- Economic Optimism – The most recent lockdown aside, Victorians and Australians are far more optimistic about the future than they have been for some years. The stimulatory effect of massive spending by Governments at all levels is creating high levels of consumer confidence, which is reflected in investors’ confidence.
We see these conditions persisting for at least the short to medium term as the domestic and global economies emerge from the pandemic and the number of people vaccinated continues to rise.
While the growth we have seen in the first four months of the year is likely to moderate, there is little reason to expect investment activity to decline throughout the balance of 2021. We would be very surprised if by the end of the year, one in four buyers in the Victorian house and land market, wasn't an investor.

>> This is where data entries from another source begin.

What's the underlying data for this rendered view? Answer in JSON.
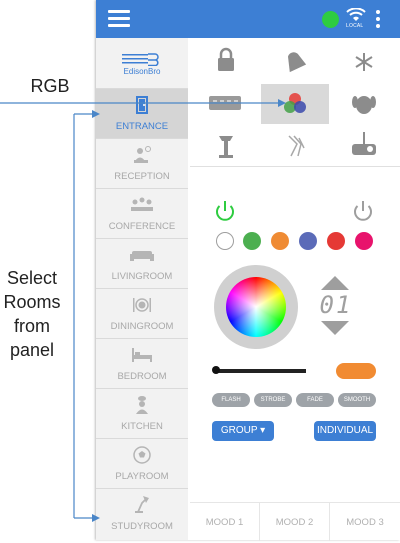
{
  "annotations": {
    "rgb_label": "RGB",
    "select_lines": [
      "Select",
      "Rooms",
      "from",
      "panel"
    ]
  },
  "topbar": {
    "wifi_label": "LOCAL",
    "status_color": "#2ecc40",
    "accent": "#3d7fd4"
  },
  "sidebar": {
    "logo_text": "EdisonBro",
    "rooms": [
      {
        "label": "ENTRANCE",
        "icon": "door-icon",
        "active": true
      },
      {
        "label": "RECEPTION",
        "icon": "receptionist-icon"
      },
      {
        "label": "CONFERENCE",
        "icon": "conference-icon"
      },
      {
        "label": "LIVINGROOM",
        "icon": "sofa-icon"
      },
      {
        "label": "DININGROOM",
        "icon": "dining-icon"
      },
      {
        "label": "BEDROOM",
        "icon": "bed-icon"
      },
      {
        "label": "KITCHEN",
        "icon": "chef-icon"
      },
      {
        "label": "PLAYROOM",
        "icon": "soccer-ball-icon"
      },
      {
        "label": "STUDYROOM",
        "icon": "desk-lamp-icon"
      }
    ]
  },
  "devices": [
    "lock-icon",
    "bell-icon",
    "ac-snowflake-icon",
    "hdmi-switch-icon",
    "rgb-icon",
    "pet-icon",
    "lamp-icon",
    "curtain-icon",
    "projector-icon"
  ],
  "rgb_panel": {
    "swatches": [
      "#ffffff",
      "#4caf50",
      "#ef8b34",
      "#5b6bb8",
      "#e53935",
      "#e8136c"
    ],
    "segment_display": "01",
    "slider_level": 0.03,
    "toggle_color": "#f18b32",
    "modes": [
      "FLASH",
      "STROBE",
      "FADE",
      "SMOOTH"
    ],
    "group_label": "GROUP",
    "individual_label": "INDIVIDUAL"
  },
  "moods": [
    "MOOD 1",
    "MOOD 2",
    "MOOD 3"
  ]
}
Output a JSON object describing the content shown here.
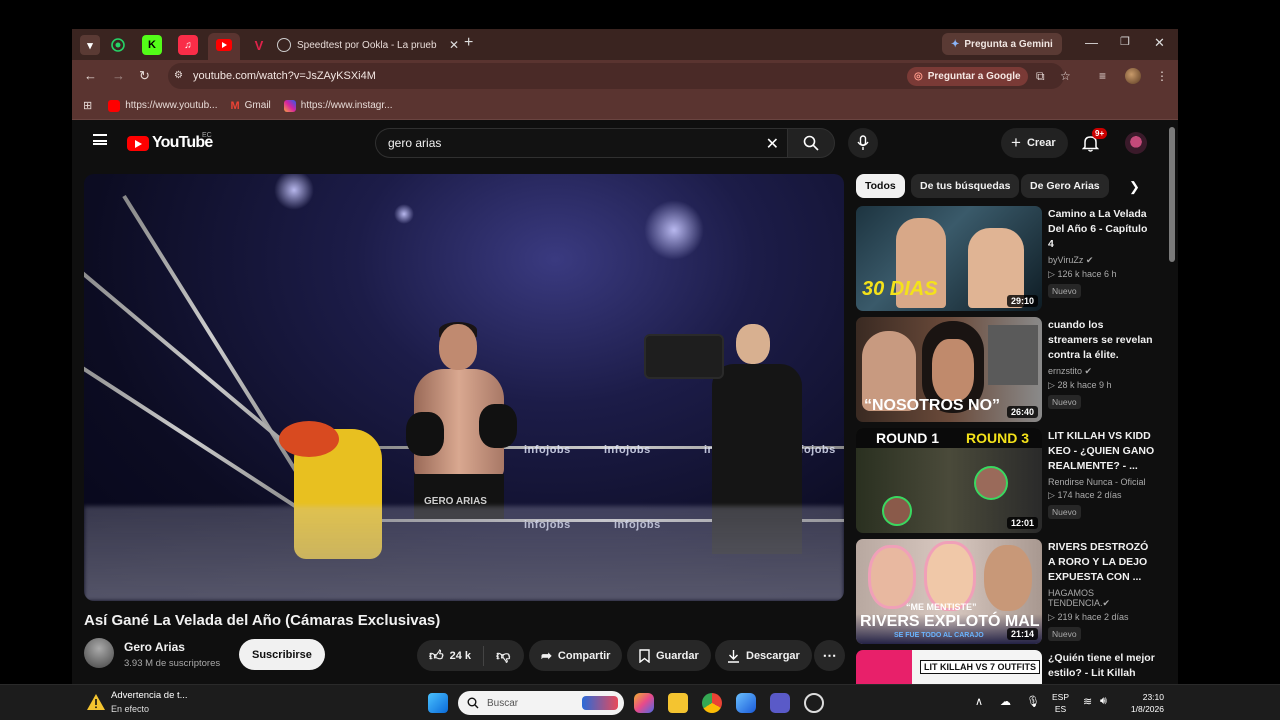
{
  "browser": {
    "tab_title": "Speedtest por Ookla - La prueb",
    "gemini_label": "Pregunta a Gemini",
    "url": "youtube.com/watch?v=JsZAyKSXi4M",
    "ask_google_label": "Preguntar a Google",
    "bookmarks": [
      {
        "label": "https://www.youtub...",
        "icon": "youtube-icon",
        "color": "#ff0000"
      },
      {
        "label": "Gmail",
        "icon": "gmail-icon",
        "color": "#ea4335"
      },
      {
        "label": "https://www.instagr...",
        "icon": "instagram-icon",
        "color": "#d6249f"
      }
    ]
  },
  "youtube": {
    "logo_text": "YouTube",
    "country_code": "EC",
    "search_value": "gero arias",
    "create_label": "Crear",
    "notif_count": "9+",
    "video": {
      "title": "Así Gané La Velada del Año (Cámaras Exclusivas)",
      "banner_text": "infojobs",
      "trunks_text": "GERO ARIAS",
      "channel": "Gero Arias",
      "subscribers": "3.93 M de suscriptores",
      "subscribe_label": "Suscribirse",
      "likes": "24 k",
      "share_label": "Compartir",
      "save_label": "Guardar",
      "download_label": "Descargar"
    },
    "chips": [
      "Todos",
      "De tus búsquedas",
      "De Gero Arias"
    ],
    "recommendations": [
      {
        "title": "Camino a La Velada Del Año 6 - Capítulo 4",
        "channel": "byViruZz",
        "verified": true,
        "views": "126 k",
        "age": "hace 6 h",
        "badge": "Nuevo",
        "duration": "29:10",
        "thumb_text": "30 DIAS"
      },
      {
        "title": "cuando los streamers se revelan contra la élite.",
        "channel": "ernzstito",
        "verified": true,
        "views": "28 k",
        "age": "hace 9 h",
        "badge": "Nuevo",
        "duration": "26:40",
        "thumb_text": "“NOSOTROS NO”"
      },
      {
        "title": "LIT KILLAH VS KIDD KEO - ¿QUIEN GANO REALMENTE? - ...",
        "channel": "Rendirse Nunca - Oficial",
        "verified": false,
        "views": "174",
        "age": "hace 2 días",
        "badge": "Nuevo",
        "duration": "12:01",
        "thumb_text": "ROUND 1",
        "thumb_text2": "ROUND 3"
      },
      {
        "title": "RIVERS DESTROZÓ A RORO Y LA DEJO EXPUESTA CON ...",
        "channel": "HAGAMOS TENDENCIA.",
        "verified": true,
        "views": "219 k",
        "age": "hace 2 días",
        "badge": "Nuevo",
        "duration": "21:14",
        "thumb_text": "RIVERS EXPLOTÓ MAL",
        "thumb_sub": "SE FUE TODO AL CARAJO",
        "thumb_quote": "“ME MENTISTE”"
      },
      {
        "title": "¿Quién tiene el mejor estilo? - Lit Killah",
        "thumb_text": "LIT KILLAH VS 7 OUTFITS"
      }
    ]
  },
  "taskbar": {
    "warning_title": "Advertencia de t...",
    "warning_sub": "En efecto",
    "search_placeholder": "Buscar",
    "lang1": "ESP",
    "lang2": "ES",
    "time": "23:10",
    "date": "1/8/2026"
  }
}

That being said, there are headwinds that both developers and investors should be wary of.
- New taxes – The State Government has made it clear it has no qualms about stinging the property sector to help prop up the budget. Increases in land tax and stamp duty, along with a new tax on property investment and development announced in the recent Budget, have the potential to take some of the wind out of the State’s economic sails.
- Inflation – While it hasn’t been an issue in Australia, or the rest of the world for that matter, for many years, the threat of inflation is always lurking in the shadows of an economic expansion. With inflation comes the implied threat of higher interest rates. Any increase in the cost of credit would put a dent in investor demand, particularly if the RBA is forced into an ongoing cycle of rate increases.
- Immigration – Australia’s recent economic success has relied heavily on population growth which has been largely sourced from immigration. While borders remain shut, we are almost entirely dependent on domestic demand. This will only take us so far and, eventually, we will need to dismantle “Fortress Australia”.
- Demographics – The long-term impact of changes to work and society as a result of the pandemic are largely unknown. Will the CBD ever recover? Will bosses be happy for their employees to work from home forever? Will the migration to the regions become permanent? Only time will tell what COVID normal looks like.
While there remains much uncertainty about the future, we are optimistic that the next 12 months will provide more opportunity than the last 12 months. There is light at the end of the tunnel and investors will always walk towards the light.
By Julian Coppini, Chief Executive Officer Project Marketing, Oliver Hume